AMI Statement on Its Opposition to Corn-Based Ethanol Tax Credits and Import TariffsFriday, April 9, 2010
Attribute to J. Patrick Boyle, President and CEO, American Meat Institute
AMI remains committed to our opposition to ethanol subsides and tax credits, a position that is supported by a broad cross-section of producers, processors, consumers and, especially, American taxpayers.
In fact, the federal government has pumped as much as $1.95 per gallon of taxpayer money into subsidies for the production of corn-based ethanol.
If we are to engage in a responsible public policy discussion, it’s in the public’s best interest to focus on the issues. These issues are:
1. Extending tax credits to corn-based ethanol pits our need for food against our need for fuel, ultimately hurting the livestock industry and consumers. Burning our food/feed sources for fuel is not a viable long-term strategy. Government subsidies for corn ethanol create an inflated market for corn as well other grain commodities, which, in turn, drive up the cost of food production for everyone in the supply chain. Consumers are ultimately forced to choose between feeding their families and driving their cars. Estimates are that 44 percent of U.S. corn production would eventually need to be diverted to meet federal ethanol use goals.
2. The current U.S. policy on corn ethanol, which includes the tax credits, is a direct assault on a vital sector of our economy. The meat and poultry industry directly and indirectly employs 6.2 million people. The total contribution of the meat and poultry industry in terms of economic output to the U.S. economy is more than $832 billion – nearly 6 percent of total GDP.
3. Extending tax credits for corn-based ethanol is unfair to taxpayers. These tax credits continue the unfair support and protection corn-based ethanol has enjoyed for more than 30 years at the expense of the American taxpayer. The U.S. Government Accountability Office (GAO) estimates that the cost of extending the ethanol tax credits could grow from $4 billion in 2008 to $6.75 billion in 2015 for conventional corn starch ethanol.

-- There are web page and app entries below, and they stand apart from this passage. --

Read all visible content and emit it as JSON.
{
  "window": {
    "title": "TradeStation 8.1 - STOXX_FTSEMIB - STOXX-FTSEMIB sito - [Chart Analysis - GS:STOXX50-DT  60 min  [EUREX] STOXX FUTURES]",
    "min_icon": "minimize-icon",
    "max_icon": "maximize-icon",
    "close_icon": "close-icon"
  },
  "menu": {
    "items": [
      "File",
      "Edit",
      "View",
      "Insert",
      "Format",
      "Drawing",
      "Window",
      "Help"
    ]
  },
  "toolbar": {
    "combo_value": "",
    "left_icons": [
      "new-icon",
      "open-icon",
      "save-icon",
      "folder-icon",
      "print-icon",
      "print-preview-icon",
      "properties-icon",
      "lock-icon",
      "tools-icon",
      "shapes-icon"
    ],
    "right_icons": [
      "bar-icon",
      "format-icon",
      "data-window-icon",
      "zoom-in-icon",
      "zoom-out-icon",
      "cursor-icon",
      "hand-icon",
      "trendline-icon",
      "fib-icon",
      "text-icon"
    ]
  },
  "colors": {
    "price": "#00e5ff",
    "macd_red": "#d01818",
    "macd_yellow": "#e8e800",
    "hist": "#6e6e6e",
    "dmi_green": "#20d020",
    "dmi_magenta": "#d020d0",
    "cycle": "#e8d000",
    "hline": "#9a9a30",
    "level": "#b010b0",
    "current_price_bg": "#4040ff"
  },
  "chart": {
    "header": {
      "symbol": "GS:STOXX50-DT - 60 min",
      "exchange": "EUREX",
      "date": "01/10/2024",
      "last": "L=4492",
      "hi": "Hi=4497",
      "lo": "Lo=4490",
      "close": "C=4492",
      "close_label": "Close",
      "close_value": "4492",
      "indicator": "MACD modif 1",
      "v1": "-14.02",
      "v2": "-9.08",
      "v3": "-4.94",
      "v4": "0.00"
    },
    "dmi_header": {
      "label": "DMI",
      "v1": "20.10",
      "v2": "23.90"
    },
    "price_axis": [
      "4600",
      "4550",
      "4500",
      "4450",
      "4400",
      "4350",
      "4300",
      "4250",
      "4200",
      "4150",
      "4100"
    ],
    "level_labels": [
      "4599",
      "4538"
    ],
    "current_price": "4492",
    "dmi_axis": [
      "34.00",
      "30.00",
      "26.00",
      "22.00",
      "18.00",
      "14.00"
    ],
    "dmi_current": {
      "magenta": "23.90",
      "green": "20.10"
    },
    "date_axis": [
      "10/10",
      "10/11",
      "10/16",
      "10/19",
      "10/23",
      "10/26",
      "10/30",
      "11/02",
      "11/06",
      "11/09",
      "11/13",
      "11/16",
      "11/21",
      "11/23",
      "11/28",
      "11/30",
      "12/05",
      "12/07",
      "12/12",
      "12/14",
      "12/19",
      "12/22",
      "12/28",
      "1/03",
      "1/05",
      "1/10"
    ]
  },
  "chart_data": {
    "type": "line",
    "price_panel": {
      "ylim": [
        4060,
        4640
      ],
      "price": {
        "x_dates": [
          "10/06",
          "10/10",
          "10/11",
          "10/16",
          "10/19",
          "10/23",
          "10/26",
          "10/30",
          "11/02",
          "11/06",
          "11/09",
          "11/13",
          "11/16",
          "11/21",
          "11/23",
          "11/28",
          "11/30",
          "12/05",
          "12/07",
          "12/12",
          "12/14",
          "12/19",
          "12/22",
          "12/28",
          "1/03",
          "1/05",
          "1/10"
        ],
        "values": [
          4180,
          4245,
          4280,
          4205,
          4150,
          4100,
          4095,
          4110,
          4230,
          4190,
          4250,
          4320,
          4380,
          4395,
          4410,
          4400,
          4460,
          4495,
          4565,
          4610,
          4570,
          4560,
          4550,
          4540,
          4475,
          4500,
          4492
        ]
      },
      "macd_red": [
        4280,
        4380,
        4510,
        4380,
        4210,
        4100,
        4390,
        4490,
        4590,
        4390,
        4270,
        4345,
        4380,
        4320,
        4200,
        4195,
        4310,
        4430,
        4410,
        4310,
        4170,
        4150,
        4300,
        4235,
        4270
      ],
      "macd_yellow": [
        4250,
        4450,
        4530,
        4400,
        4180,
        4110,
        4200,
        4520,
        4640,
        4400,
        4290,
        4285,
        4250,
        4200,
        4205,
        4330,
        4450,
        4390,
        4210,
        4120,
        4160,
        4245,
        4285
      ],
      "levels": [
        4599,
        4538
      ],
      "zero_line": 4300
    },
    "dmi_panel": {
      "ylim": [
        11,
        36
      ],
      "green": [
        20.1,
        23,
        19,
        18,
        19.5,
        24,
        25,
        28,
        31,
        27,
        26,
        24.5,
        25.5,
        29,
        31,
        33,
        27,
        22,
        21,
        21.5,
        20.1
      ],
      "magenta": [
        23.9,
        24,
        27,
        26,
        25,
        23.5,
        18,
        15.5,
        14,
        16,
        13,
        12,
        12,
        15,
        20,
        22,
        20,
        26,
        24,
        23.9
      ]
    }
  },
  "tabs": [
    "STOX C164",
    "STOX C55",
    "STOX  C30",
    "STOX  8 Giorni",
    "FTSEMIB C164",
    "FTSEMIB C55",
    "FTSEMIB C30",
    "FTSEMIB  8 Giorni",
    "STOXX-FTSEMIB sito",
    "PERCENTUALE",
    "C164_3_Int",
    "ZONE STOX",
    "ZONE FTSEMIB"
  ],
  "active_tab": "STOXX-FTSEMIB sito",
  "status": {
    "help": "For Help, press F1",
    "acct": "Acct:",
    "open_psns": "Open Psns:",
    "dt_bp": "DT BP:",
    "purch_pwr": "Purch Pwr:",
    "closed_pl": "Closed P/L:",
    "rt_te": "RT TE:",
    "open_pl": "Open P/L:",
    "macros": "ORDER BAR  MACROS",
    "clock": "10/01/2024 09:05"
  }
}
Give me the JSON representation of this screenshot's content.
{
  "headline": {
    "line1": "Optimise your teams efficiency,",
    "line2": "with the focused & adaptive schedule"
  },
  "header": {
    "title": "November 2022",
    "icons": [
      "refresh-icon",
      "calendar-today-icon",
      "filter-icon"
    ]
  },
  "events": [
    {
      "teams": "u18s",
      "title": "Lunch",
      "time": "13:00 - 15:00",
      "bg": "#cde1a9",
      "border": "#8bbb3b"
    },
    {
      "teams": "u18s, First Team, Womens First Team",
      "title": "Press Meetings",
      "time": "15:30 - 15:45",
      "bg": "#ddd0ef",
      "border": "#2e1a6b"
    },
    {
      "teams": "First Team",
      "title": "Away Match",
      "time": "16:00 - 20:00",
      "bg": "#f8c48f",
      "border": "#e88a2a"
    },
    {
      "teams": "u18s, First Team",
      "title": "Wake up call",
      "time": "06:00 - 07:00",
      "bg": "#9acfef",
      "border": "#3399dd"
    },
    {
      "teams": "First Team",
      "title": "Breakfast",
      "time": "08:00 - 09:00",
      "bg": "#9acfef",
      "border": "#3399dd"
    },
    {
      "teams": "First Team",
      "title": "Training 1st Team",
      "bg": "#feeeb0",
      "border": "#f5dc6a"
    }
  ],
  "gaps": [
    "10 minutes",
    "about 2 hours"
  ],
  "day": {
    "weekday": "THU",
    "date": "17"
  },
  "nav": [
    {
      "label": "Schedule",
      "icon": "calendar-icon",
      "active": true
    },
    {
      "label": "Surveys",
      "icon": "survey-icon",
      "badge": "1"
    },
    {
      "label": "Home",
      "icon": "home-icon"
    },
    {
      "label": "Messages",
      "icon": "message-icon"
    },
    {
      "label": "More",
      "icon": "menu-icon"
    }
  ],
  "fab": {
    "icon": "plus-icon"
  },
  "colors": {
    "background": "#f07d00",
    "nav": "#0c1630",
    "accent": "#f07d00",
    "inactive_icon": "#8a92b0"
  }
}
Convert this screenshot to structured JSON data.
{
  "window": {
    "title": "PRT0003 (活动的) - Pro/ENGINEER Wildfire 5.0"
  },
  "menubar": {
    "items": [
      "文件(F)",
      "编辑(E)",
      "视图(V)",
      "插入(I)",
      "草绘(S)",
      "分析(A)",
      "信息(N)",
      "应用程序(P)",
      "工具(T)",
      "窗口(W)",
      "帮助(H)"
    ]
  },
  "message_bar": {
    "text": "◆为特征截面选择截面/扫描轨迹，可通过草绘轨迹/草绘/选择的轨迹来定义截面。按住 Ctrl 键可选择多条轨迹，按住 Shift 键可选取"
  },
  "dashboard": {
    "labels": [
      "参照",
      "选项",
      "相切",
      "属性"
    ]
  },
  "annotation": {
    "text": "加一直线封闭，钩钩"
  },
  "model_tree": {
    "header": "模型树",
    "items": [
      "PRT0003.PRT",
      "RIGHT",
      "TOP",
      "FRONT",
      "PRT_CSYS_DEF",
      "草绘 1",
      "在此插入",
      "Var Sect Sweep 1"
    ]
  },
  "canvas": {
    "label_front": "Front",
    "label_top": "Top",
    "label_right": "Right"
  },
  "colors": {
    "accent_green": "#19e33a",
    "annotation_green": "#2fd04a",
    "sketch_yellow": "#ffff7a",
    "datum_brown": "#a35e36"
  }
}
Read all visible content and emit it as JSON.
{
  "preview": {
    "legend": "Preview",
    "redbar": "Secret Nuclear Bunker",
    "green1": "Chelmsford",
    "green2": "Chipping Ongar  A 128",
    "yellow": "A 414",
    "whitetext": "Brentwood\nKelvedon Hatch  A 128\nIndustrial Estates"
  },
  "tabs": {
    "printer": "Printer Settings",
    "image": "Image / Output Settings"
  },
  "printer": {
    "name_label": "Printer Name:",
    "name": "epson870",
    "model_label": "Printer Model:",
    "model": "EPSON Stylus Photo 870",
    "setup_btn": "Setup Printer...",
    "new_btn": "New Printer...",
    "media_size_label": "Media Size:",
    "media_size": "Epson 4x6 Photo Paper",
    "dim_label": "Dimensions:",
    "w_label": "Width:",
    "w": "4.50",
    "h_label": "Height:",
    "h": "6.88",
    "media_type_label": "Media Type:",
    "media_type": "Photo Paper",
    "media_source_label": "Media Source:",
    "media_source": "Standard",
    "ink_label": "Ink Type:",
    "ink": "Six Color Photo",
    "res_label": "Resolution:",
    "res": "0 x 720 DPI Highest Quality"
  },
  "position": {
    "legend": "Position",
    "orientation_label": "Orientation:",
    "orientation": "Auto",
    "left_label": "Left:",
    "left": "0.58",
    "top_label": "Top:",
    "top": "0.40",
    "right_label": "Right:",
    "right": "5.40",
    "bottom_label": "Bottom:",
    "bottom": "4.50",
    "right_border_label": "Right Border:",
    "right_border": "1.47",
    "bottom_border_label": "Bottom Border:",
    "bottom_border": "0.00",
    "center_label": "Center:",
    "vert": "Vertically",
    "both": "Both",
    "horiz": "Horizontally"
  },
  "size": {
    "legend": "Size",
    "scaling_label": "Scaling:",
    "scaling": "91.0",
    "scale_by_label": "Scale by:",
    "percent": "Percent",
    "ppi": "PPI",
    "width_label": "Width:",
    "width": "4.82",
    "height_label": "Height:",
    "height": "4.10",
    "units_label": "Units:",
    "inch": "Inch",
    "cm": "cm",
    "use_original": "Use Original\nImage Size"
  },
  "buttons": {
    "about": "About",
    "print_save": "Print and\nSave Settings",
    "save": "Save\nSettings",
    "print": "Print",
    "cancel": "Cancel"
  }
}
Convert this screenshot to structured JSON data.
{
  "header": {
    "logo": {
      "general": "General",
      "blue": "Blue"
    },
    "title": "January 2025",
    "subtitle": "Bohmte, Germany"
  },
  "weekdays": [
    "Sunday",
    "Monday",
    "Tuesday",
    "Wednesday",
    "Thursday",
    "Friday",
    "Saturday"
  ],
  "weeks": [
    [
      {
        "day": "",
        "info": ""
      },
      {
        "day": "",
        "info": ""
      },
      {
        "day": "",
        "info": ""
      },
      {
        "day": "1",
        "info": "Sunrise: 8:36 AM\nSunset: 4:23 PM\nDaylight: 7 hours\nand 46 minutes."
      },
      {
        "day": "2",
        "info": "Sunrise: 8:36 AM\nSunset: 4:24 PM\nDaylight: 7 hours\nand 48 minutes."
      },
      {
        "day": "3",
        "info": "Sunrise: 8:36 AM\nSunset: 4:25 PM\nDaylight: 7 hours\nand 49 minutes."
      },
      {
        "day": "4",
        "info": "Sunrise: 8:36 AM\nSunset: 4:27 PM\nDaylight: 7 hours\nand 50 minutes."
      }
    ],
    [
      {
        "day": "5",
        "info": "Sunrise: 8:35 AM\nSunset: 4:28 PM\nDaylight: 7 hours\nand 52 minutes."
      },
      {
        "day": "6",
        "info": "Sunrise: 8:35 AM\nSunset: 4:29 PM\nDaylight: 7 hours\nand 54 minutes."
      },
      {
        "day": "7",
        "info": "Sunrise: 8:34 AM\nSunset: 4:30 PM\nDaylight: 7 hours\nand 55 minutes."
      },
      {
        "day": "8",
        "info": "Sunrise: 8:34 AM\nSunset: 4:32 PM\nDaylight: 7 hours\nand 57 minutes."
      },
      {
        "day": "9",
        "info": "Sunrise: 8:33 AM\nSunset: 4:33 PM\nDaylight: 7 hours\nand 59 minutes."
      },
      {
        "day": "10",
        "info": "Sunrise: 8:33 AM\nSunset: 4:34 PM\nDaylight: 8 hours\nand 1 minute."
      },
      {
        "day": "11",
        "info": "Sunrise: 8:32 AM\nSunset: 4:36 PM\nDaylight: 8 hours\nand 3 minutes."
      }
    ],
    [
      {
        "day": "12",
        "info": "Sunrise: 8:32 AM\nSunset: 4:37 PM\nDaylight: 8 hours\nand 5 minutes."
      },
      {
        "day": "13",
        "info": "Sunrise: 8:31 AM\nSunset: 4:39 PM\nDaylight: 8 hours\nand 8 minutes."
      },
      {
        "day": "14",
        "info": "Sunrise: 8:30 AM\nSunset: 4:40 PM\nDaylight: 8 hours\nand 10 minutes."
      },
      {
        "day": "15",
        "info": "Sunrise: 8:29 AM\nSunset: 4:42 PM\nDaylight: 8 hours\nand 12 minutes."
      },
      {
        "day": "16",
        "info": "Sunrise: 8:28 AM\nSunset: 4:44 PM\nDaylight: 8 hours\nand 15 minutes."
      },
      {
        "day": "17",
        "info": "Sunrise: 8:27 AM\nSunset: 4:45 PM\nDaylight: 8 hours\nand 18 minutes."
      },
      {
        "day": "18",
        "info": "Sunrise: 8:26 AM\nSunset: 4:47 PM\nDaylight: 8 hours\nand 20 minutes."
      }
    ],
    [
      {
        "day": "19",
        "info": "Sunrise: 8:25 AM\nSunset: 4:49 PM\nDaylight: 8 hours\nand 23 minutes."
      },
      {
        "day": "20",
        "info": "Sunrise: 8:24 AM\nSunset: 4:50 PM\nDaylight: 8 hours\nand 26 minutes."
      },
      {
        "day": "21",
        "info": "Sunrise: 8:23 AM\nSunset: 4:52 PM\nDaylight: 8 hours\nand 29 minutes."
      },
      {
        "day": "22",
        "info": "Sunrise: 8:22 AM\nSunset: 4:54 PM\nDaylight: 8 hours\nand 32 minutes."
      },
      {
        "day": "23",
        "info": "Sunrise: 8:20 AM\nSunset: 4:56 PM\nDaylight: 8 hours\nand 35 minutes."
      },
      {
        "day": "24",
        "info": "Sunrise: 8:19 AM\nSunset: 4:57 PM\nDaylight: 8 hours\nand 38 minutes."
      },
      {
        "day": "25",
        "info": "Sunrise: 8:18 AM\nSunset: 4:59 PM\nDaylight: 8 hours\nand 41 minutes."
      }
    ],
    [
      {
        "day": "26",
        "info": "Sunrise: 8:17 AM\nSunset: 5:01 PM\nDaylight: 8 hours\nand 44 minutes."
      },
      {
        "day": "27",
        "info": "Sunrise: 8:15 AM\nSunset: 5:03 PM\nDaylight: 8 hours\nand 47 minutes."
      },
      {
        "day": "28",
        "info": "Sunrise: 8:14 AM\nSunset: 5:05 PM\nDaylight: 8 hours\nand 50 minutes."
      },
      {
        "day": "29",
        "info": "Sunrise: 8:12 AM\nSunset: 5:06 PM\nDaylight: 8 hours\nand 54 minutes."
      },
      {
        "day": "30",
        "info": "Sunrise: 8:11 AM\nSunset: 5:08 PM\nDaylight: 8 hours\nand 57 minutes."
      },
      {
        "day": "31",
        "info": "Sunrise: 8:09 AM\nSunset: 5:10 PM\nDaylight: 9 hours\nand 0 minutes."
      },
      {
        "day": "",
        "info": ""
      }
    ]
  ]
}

4. Extending tax credits for corn-based ethanol hurts other non food-based emerging biofuels technologies. Heavily subsidizing corn ethanol places non food-based next generation alternatives at a competitive disadvantage and prolongs their development and realization. Subsidizing corn-based ethanol will not solve our energy needs nor end our dependence on foreign sources of petroleum.
5. Government subsidizes for corn-based ethanol distort market forces. The corn-based ethanol industry has been subsidized for 30 years, which has afforded the industry ample time to develop and implement its business model. It is now time for it to either succeed or fail in the free market system. Enough corporate welfare.
American ranchers and livestock producers are the best in the world at what they do – they can compete with anyone on the planet. And they’re not opposed to competing for corn, as long as they can compete for it on a level playing field.share on facebook share on twitter